== EXERCISE ==
Please retype the listing below, matching every line exactly.

===============

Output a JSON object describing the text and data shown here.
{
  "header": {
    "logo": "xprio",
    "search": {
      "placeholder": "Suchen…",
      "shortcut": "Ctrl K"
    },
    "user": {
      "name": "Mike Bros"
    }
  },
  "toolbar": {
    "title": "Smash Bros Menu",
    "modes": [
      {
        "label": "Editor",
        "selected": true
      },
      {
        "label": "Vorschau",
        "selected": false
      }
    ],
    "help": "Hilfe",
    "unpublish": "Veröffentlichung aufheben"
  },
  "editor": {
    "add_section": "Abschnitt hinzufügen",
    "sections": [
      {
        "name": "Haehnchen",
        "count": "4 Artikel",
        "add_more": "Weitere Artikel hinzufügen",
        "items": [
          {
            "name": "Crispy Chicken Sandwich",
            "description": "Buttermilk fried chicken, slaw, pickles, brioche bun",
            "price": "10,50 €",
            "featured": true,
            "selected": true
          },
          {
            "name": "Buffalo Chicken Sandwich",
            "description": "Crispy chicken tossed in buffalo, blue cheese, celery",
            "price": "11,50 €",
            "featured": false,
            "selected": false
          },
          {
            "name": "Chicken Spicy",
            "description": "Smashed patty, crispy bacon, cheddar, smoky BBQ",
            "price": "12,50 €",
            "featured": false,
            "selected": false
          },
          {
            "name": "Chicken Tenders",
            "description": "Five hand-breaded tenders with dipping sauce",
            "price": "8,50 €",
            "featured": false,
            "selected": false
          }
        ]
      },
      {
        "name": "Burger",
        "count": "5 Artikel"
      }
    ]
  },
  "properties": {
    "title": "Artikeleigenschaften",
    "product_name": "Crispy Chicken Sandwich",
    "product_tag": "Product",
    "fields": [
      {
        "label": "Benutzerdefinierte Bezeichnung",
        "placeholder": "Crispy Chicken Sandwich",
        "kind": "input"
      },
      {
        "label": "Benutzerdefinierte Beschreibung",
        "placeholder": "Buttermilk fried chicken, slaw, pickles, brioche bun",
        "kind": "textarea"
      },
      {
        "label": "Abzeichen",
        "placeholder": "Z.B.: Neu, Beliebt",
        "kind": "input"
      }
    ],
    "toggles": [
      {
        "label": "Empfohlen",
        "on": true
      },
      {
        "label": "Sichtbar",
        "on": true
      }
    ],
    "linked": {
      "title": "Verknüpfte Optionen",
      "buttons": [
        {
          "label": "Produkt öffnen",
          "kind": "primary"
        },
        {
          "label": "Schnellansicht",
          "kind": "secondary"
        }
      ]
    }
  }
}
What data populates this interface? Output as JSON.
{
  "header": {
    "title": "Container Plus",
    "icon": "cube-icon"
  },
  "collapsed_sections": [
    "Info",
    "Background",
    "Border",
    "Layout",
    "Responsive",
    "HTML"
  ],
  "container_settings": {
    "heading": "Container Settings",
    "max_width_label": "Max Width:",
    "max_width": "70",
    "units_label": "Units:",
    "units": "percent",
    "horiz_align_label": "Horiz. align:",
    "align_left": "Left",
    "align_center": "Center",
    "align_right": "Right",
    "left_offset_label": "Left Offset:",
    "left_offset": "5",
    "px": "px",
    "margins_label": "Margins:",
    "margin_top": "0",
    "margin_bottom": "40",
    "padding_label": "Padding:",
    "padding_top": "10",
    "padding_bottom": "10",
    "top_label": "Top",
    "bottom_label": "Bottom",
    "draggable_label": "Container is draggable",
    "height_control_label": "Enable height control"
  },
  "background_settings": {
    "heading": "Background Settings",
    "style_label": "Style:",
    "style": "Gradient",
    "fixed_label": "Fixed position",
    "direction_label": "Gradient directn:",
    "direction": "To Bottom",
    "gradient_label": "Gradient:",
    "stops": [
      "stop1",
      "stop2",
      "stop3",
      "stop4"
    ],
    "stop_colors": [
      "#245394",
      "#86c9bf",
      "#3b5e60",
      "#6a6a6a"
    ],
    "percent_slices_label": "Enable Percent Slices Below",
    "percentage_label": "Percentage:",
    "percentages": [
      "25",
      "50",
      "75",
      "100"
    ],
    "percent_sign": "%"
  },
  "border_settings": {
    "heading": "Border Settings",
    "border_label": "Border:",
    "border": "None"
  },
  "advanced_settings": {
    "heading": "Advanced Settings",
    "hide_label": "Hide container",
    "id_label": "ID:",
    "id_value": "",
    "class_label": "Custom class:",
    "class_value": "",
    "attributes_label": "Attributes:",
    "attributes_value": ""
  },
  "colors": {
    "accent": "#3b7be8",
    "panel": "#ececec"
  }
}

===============

== WRITTEN ANSWER ==
Output a JSON object describing the text and data shown here.
{
  "header": {
    "logo": "xprio",
    "search": {
      "placeholder": "Suchen…",
      "shortcut": "Ctrl K"
    },
    "user": {
      "name": "Mike Bros"
    }
  },
  "toolbar": {
    "title": "Smash Bros Menu",
    "modes": [
      {
        "label": "Editor",
        "selected": true
      },
      {
        "label": "Vorschau",
        "selected": false
      }
    ],
    "help": "Hilfe",
    "unpublish": "Veröffentlichung aufheben"
  },
  "editor": {
    "add_section": "Abschnitt hinzufügen",
    "sections": [
      {
        "name": "Haehnchen",
        "count": "4 Artikel",
        "add_more": "Weitere Artikel hinzufügen",
        "items": [
          {
            "name": "Crispy Chicken Sandwich",
            "description": "Buttermilk fried chicken, slaw, pickles, brioche bun",
            "price": "10,50 €",
            "featured": true,
            "selected": true
          },
          {
            "name": "Buffalo Chicken Sandwich",
            "description": "Crispy chicken tossed in buffalo, blue cheese, celery",
            "price": "11,50 €",
            "featured": false,
            "selected": false
          },
          {
            "name": "Chicken Spicy",
            "description": "Smashed patty, crispy bacon, cheddar, smoky BBQ",
            "price": "12,50 €",
            "featured": false,
            "selected": false
          },
          {
            "name": "Chicken Tenders",
            "description": "Five hand-breaded tenders with dipping sauce",
            "price": "8,50 €",
            "featured": false,
            "selected": false
          }
        ]
      },
      {
        "name": "Burger",
        "count": "5 Artikel"
      }
    ]
  },
  "properties": {
    "title": "Artikeleigenschaften",
    "product_name": "Crispy Chicken Sandwich",
    "product_tag": "Product",
    "fields": [
      {
        "label": "Benutzerdefinierte Bezeichnung",
        "placeholder": "Crispy Chicken Sandwich",
        "kind": "input"
      },
      {
        "label": "Benutzerdefinierte Beschreibung",
        "placeholder": "Buttermilk fried chicken, slaw, pickles, brioche bun",
        "kind": "textarea"
      },
      {
        "label": "Abzeichen",
        "placeholder": "Z.B.: Neu, Beliebt",
        "kind": "input"
      }
    ],
    "toggles": [
      {
        "label": "Empfohlen",
        "on": true
      },
      {
        "label": "Sichtbar",
        "on": true
      }
    ],
    "linked": {
      "title": "Verknüpfte Optionen",
      "buttons": [
        {
          "label": "Produkt öffnen",
          "kind": "primary"
        },
        {
          "label": "Schnellansicht",
          "kind": "secondary"
        }
      ]
    }
  }
}
What data populates this interface? Output as JSON.
{
  "header": {
    "title": "Container Plus",
    "icon": "cube-icon"
  },
  "collapsed_sections": [
    "Info",
    "Background",
    "Border",
    "Layout",
    "Responsive",
    "HTML"
  ],
  "container_settings": {
    "heading": "Container Settings",
    "max_width_label": "Max Width:",
    "max_width": "70",
    "units_label": "Units:",
    "units": "percent",
    "horiz_align_label": "Horiz. align:",
    "align_left": "Left",
    "align_center": "Center",
    "align_right": "Right",
    "left_offset_label": "Left Offset:",
    "left_offset": "5",
    "px": "px",
    "margins_label": "Margins:",
    "margin_top": "0",
    "margin_bottom": "40",
    "padding_label": "Padding:",
    "padding_top": "10",
    "padding_bottom": "10",
    "top_label": "Top",
    "bottom_label": "Bottom",
    "draggable_label": "Container is draggable",
    "height_control_label": "Enable height control"
  },
  "background_settings": {
    "heading": "Background Settings",
    "style_label": "Style:",
    "style": "Gradient",
    "fixed_label": "Fixed position",
    "direction_label": "Gradient directn:",
    "direction": "To Bottom",
    "gradient_label": "Gradient:",
    "stops": [
      "stop1",
      "stop2",
      "stop3",
      "stop4"
    ],
    "stop_colors": [
      "#245394",
      "#86c9bf",
      "#3b5e60",
      "#6a6a6a"
    ],
    "percent_slices_label": "Enable Percent Slices Below",
    "percentage_label": "Percentage:",
    "percentages": [
      "25",
      "50",
      "75",
      "100"
    ],
    "percent_sign": "%"
  },
  "border_settings": {
    "heading": "Border Settings",
    "border_label": "Border:",
    "border": "None"
  },
  "advanced_settings": {
    "heading": "Advanced Settings",
    "hide_label": "Hide container",
    "id_label": "ID:",
    "id_value": "",
    "class_label": "Custom class:",
    "class_value": "",
    "attributes_label": "Attributes:",
    "attributes_value": ""
  },
  "colors": {
    "accent": "#3b7be8",
    "panel": "#ececec"
  }
}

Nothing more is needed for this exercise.